You can experimentally determine the lattice energy by measuring the heat of formation of a crystal. This method involves using experimental techniques to accurately measure the amount of heat released or absorbed during the formation of a crystal from its constituent ions.
The accuracy of this technique depends on several factors, including the precision of the equipment used and the skill of the experimenter in conducting the measurements. However, there are limitations to this approach.
One limitation is that the lattice energy determined experimentally may not be the true lattice energy due to the presence of other factors, such as lattice defects or impurities in the crystal. Another limitation is that the experimental determination of lattice energy is often challenging and time-consuming, requiring specialized equipment and expertise.
Despite these limitations, experimental determination of lattice energy remains an important tool in understanding the stability and properties of crystals.
Frequently Asked Questions
Can Lattice Energy Be Negative?

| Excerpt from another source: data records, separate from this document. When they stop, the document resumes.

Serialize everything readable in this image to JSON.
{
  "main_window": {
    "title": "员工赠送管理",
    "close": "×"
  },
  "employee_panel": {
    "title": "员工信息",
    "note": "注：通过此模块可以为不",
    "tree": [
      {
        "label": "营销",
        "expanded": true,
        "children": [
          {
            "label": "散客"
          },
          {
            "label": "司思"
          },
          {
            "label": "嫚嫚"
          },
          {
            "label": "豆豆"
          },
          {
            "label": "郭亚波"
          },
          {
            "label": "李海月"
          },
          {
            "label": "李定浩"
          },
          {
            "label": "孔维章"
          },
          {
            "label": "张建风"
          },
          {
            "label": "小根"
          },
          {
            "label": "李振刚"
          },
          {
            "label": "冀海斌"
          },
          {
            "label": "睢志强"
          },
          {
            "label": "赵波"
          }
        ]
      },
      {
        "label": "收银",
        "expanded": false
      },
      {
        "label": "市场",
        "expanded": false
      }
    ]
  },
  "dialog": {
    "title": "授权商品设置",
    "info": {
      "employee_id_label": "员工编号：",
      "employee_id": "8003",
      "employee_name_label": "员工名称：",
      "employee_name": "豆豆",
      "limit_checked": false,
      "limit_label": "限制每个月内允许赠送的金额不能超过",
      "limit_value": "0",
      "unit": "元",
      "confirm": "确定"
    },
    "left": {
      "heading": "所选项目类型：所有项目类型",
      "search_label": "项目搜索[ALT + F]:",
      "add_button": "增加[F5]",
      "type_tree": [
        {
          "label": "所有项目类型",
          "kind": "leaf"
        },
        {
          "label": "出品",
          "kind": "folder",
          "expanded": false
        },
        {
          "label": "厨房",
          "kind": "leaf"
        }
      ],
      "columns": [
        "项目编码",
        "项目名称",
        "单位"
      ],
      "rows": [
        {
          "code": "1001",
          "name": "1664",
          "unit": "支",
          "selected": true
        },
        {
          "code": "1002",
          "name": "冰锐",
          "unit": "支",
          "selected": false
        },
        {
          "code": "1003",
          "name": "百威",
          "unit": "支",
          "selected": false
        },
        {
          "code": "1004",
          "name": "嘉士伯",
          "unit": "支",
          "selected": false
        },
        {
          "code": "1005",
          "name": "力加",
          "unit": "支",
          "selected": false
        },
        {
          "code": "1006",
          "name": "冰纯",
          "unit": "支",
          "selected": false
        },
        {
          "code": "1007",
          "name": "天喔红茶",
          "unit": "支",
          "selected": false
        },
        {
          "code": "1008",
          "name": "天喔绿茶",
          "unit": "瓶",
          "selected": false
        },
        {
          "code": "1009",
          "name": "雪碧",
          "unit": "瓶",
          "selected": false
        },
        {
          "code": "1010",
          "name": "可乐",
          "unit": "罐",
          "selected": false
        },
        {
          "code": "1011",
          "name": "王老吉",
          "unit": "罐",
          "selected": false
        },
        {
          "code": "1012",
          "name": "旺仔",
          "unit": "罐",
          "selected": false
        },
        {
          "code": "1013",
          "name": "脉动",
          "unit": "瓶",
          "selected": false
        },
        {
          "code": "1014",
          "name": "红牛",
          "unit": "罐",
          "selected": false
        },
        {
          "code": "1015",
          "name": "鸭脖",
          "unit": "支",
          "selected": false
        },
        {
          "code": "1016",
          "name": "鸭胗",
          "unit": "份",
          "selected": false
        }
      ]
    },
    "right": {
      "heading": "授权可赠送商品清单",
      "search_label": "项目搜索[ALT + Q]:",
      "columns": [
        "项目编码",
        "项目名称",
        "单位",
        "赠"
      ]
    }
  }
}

Yes, lattice energy can be negative. Lattice energy is the energy released when gaseous ions come together to form a solid lattice structure. It is usually exothermic because the attractive forces between oppositely charged ions release energy.
However, there are cases where the lattice energy can be negative. This occurs when the formation of the solid lattice structure requires more energy than is released, resulting in a net decrease in energy, and a negative lattice energy value.

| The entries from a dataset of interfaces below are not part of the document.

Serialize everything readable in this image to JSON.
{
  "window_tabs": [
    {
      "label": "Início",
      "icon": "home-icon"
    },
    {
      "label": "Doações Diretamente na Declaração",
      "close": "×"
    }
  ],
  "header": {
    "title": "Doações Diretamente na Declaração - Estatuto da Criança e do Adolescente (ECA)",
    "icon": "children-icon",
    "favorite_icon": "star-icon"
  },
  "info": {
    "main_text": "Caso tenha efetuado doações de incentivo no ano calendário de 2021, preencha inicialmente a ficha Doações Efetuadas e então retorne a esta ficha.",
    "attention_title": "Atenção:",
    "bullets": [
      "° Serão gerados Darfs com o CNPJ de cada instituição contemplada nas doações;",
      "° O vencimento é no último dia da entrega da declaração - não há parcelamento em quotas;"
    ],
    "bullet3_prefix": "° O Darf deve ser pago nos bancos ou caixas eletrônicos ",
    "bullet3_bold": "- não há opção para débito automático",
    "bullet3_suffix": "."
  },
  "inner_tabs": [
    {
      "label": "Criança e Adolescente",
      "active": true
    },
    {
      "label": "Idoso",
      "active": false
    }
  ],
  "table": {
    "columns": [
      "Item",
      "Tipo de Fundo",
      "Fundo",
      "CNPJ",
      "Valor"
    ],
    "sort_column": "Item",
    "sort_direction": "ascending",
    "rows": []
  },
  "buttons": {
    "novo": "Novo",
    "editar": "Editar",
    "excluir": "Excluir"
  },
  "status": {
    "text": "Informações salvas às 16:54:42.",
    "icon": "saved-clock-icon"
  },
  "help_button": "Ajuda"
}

How Is Lattice Energy Related to the Strength of an Ionic Bond?
The relationship between lattice energy and bond length is important in understanding the strength of an ionic bond. Lattice energy is the energy released when ions come together to form a solid lattice. It is usually endothermic because it requires energy to overcome the attractive forces between the ions.
Factors affecting the strength of an ionic bond include the charge of the ions and the distance between them. As bond length decreases, lattice energy increases, resulting in a stronger ionic bond.
Can Lattice Energy Be Affected by Temperature?
Lattice energy, oh the enigma that it is. Can temperature really sway its mighty power? Well, let me tell you this, my friend.
The impact of pressure on lattice energy is undeniable. As pressure increases, so does the lattice energy.
But wait, there’s more! Impurities also play a role. They can disrupt the orderly lattice structure, causing a decrease in lattice energy.
What Is the Relationship Between Lattice Energy and the Solubility of an Ionic Compound?
The relationship between lattice energy and the solubility of an ionic compound is influenced by several factors.
The effect of lattice energy on solubility is that compounds with higher lattice energies tend to have lower solubilities. This is because the strong attraction between ions in the lattice requires more energy to break, making it more difficult for the compound to dissolve.
Additionally, the size and charge of the ions also play a role in determining the magnitude of the lattice energy.
How Does Lattice Energy Affect the Melting and Boiling Points of an Ionic Compound?
The effect of lattice energy on the crystal structure and lattice vibrations is significant. The higher the lattice energy, the stronger the forces holding the ions together in the crystal lattice.
This leads to higher melting and boiling points of the ionic compound. The increase in lattice energy requires more energy to break these strong bonds and transition from a solid to a liquid or gas state.
Therefore, lattice energy is one of the factors influencing the melting and boiling points of an ionic compound.
In conclusion, the lattice energy is usually endothermic due to factors such as the ionic radii, the charge, and the distance between ions. The thermodynamics of lattice energy play a crucial role in determining its endothermic nature.
Additionally, the applications of lattice energy in materials science highlight its importance in understanding and manipulating materials. Through experimental determination, scientists can further delve into the depths of lattice energy and unravel its mysteries.
So, step into the world of lattice energy, where intricacy and innovation intersect.